> _Required action_: Provide an exact copy of the data, excluding the images.

> _Records for the exercise_:
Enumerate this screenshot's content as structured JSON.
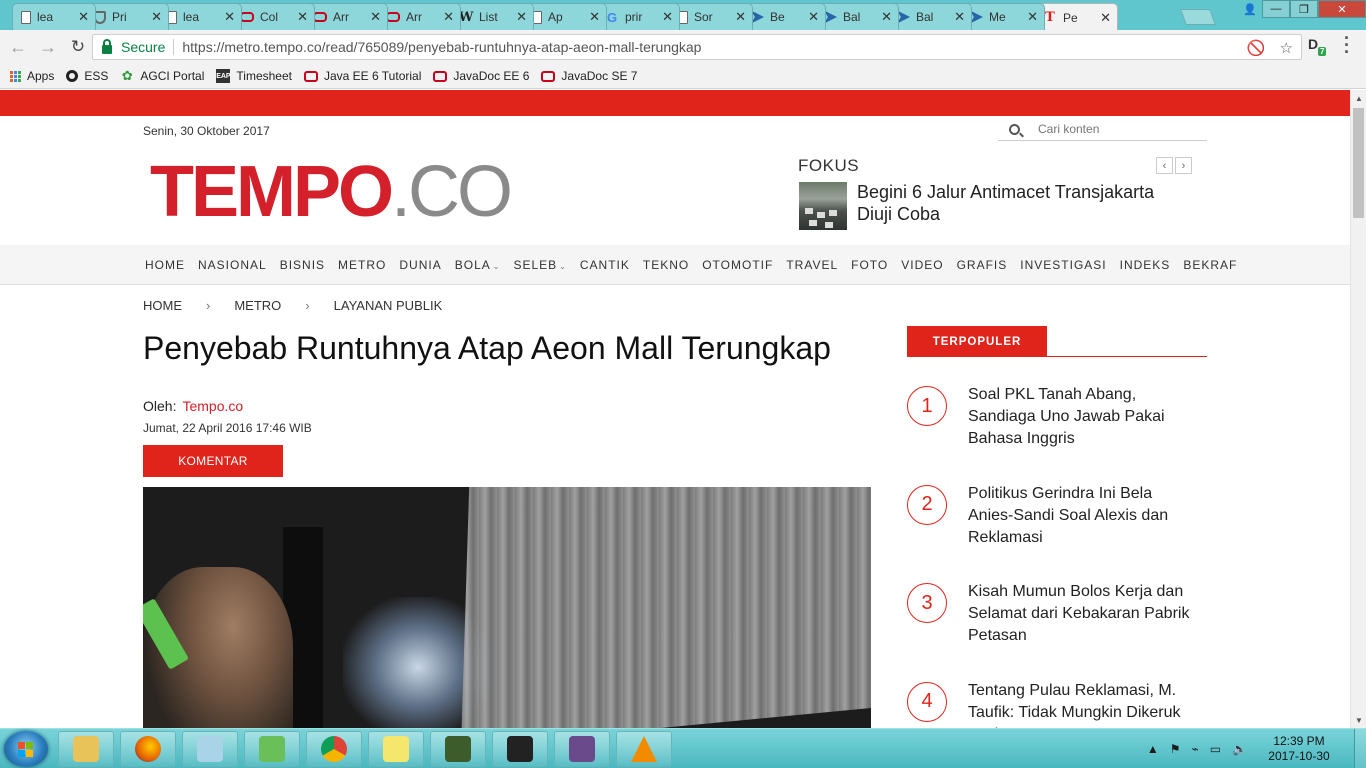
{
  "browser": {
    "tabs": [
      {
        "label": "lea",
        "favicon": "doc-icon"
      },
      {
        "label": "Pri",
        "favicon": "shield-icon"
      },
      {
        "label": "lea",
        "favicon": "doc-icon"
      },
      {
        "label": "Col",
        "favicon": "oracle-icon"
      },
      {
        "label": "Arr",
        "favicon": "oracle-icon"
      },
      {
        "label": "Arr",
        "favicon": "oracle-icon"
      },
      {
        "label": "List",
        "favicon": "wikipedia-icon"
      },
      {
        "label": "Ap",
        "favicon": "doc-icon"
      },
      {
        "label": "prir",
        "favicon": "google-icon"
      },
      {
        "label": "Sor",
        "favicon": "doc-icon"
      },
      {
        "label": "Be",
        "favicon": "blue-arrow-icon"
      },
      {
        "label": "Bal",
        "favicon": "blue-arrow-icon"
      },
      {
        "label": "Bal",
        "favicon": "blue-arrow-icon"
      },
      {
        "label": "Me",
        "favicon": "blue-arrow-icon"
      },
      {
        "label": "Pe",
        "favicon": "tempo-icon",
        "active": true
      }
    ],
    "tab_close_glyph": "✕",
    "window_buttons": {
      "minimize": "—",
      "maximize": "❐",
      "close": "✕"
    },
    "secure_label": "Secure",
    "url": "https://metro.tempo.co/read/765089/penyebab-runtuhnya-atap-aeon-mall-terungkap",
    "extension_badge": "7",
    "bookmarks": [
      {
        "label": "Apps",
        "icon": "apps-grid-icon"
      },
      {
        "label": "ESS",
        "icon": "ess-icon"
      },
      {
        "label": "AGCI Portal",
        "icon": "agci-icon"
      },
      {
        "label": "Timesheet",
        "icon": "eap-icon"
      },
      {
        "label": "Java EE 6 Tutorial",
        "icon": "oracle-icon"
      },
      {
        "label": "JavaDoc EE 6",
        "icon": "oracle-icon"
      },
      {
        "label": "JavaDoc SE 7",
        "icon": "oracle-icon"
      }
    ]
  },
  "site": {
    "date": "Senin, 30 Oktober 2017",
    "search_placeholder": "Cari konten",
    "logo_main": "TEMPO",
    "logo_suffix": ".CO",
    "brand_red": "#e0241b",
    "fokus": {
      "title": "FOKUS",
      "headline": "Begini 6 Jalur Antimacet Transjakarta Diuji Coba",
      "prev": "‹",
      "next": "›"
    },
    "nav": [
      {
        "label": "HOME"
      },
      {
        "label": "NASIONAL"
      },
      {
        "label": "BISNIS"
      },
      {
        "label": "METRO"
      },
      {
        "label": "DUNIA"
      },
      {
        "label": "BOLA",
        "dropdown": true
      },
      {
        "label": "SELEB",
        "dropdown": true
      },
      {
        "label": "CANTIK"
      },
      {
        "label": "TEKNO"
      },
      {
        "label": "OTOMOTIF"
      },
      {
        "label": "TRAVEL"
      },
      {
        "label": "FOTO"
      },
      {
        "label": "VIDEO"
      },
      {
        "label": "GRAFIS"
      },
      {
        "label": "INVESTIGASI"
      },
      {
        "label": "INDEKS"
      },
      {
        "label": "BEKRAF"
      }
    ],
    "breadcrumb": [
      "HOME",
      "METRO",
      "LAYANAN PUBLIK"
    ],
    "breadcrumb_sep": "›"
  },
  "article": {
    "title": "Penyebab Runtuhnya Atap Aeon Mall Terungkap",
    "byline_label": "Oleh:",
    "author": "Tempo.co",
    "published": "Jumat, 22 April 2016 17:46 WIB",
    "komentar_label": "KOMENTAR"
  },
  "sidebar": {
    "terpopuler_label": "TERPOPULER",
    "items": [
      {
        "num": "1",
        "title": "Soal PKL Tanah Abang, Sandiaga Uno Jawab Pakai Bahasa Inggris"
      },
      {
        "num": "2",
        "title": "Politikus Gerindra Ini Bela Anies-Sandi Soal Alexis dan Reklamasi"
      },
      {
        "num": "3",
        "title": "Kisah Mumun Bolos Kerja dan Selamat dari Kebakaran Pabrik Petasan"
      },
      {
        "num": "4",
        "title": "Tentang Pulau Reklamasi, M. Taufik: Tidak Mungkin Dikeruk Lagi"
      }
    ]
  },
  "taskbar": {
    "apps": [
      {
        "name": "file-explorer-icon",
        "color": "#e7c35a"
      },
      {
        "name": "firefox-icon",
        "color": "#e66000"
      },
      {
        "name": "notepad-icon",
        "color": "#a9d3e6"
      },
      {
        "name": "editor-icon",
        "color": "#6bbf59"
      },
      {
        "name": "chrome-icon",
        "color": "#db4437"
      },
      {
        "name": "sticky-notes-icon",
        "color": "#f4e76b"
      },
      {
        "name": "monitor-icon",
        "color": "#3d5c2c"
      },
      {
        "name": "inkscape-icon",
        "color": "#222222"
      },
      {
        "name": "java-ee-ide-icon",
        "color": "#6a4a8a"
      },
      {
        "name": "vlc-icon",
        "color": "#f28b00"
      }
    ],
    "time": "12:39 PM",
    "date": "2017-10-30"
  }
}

> _Task response_:
Enumerate this screenshot's content as structured JSON.
{
  "browser": {
    "tabs": [
      {
        "label": "lea",
        "favicon": "doc-icon"
      },
      {
        "label": "Pri",
        "favicon": "shield-icon"
      },
      {
        "label": "lea",
        "favicon": "doc-icon"
      },
      {
        "label": "Col",
        "favicon": "oracle-icon"
      },
      {
        "label": "Arr",
        "favicon": "oracle-icon"
      },
      {
        "label": "Arr",
        "favicon": "oracle-icon"
      },
      {
        "label": "List",
        "favicon": "wikipedia-icon"
      },
      {
        "label": "Ap",
        "favicon": "doc-icon"
      },
      {
        "label": "prir",
        "favicon": "google-icon"
      },
      {
        "label": "Sor",
        "favicon": "doc-icon"
      },
      {
        "label": "Be",
        "favicon": "blue-arrow-icon"
      },
      {
        "label": "Bal",
        "favicon": "blue-arrow-icon"
      },
      {
        "label": "Bal",
        "favicon": "blue-arrow-icon"
      },
      {
        "label": "Me",
        "favicon": "blue-arrow-icon"
      },
      {
        "label": "Pe",
        "favicon": "tempo-icon",
        "active": true
      }
    ],
    "tab_close_glyph": "✕",
    "window_buttons": {
      "minimize": "—",
      "maximize": "❐",
      "close": "✕"
    },
    "secure_label": "Secure",
    "url": "https://metro.tempo.co/read/765089/penyebab-runtuhnya-atap-aeon-mall-terungkap",
    "extension_badge": "7",
    "bookmarks": [
      {
        "label": "Apps",
        "icon": "apps-grid-icon"
      },
      {
        "label": "ESS",
        "icon": "ess-icon"
      },
      {
        "label": "AGCI Portal",
        "icon": "agci-icon"
      },
      {
        "label": "Timesheet",
        "icon": "eap-icon"
      },
      {
        "label": "Java EE 6 Tutorial",
        "icon": "oracle-icon"
      },
      {
        "label": "JavaDoc EE 6",
        "icon": "oracle-icon"
      },
      {
        "label": "JavaDoc SE 7",
        "icon": "oracle-icon"
      }
    ]
  },
  "site": {
    "date": "Senin, 30 Oktober 2017",
    "search_placeholder": "Cari konten",
    "logo_main": "TEMPO",
    "logo_suffix": ".CO",
    "brand_red": "#e0241b",
    "fokus": {
      "title": "FOKUS",
      "headline": "Begini 6 Jalur Antimacet Transjakarta Diuji Coba",
      "prev": "‹",
      "next": "›"
    },
    "nav": [
      {
        "label": "HOME"
      },
      {
        "label": "NASIONAL"
      },
      {
        "label": "BISNIS"
      },
      {
        "label": "METRO"
      },
      {
        "label": "DUNIA"
      },
      {
        "label": "BOLA",
        "dropdown": true
      },
      {
        "label": "SELEB",
        "dropdown": true
      },
      {
        "label": "CANTIK"
      },
      {
        "label": "TEKNO"
      },
      {
        "label": "OTOMOTIF"
      },
      {
        "label": "TRAVEL"
      },
      {
        "label": "FOTO"
      },
      {
        "label": "VIDEO"
      },
      {
        "label": "GRAFIS"
      },
      {
        "label": "INVESTIGASI"
      },
      {
        "label": "INDEKS"
      },
      {
        "label": "BEKRAF"
      }
    ],
    "breadcrumb": [
      "HOME",
      "METRO",
      "LAYANAN PUBLIK"
    ],
    "breadcrumb_sep": "›"
  },
  "article": {
    "title": "Penyebab Runtuhnya Atap Aeon Mall Terungkap",
    "byline_label": "Oleh:",
    "author": "Tempo.co",
    "published": "Jumat, 22 April 2016 17:46 WIB",
    "komentar_label": "KOMENTAR"
  },
  "sidebar": {
    "terpopuler_label": "TERPOPULER",
    "items": [
      {
        "num": "1",
        "title": "Soal PKL Tanah Abang, Sandiaga Uno Jawab Pakai Bahasa Inggris"
      },
      {
        "num": "2",
        "title": "Politikus Gerindra Ini Bela Anies-Sandi Soal Alexis dan Reklamasi"
      },
      {
        "num": "3",
        "title": "Kisah Mumun Bolos Kerja dan Selamat dari Kebakaran Pabrik Petasan"
      },
      {
        "num": "4",
        "title": "Tentang Pulau Reklamasi, M. Taufik: Tidak Mungkin Dikeruk Lagi"
      }
    ]
  },
  "taskbar": {
    "apps": [
      {
        "name": "file-explorer-icon",
        "color": "#e7c35a"
      },
      {
        "name": "firefox-icon",
        "color": "#e66000"
      },
      {
        "name": "notepad-icon",
        "color": "#a9d3e6"
      },
      {
        "name": "editor-icon",
        "color": "#6bbf59"
      },
      {
        "name": "chrome-icon",
        "color": "#db4437"
      },
      {
        "name": "sticky-notes-icon",
        "color": "#f4e76b"
      },
      {
        "name": "monitor-icon",
        "color": "#3d5c2c"
      },
      {
        "name": "inkscape-icon",
        "color": "#222222"
      },
      {
        "name": "java-ee-ide-icon",
        "color": "#6a4a8a"
      },
      {
        "name": "vlc-icon",
        "color": "#f28b00"
      }
    ],
    "time": "12:39 PM",
    "date": "2017-10-30"
  }
}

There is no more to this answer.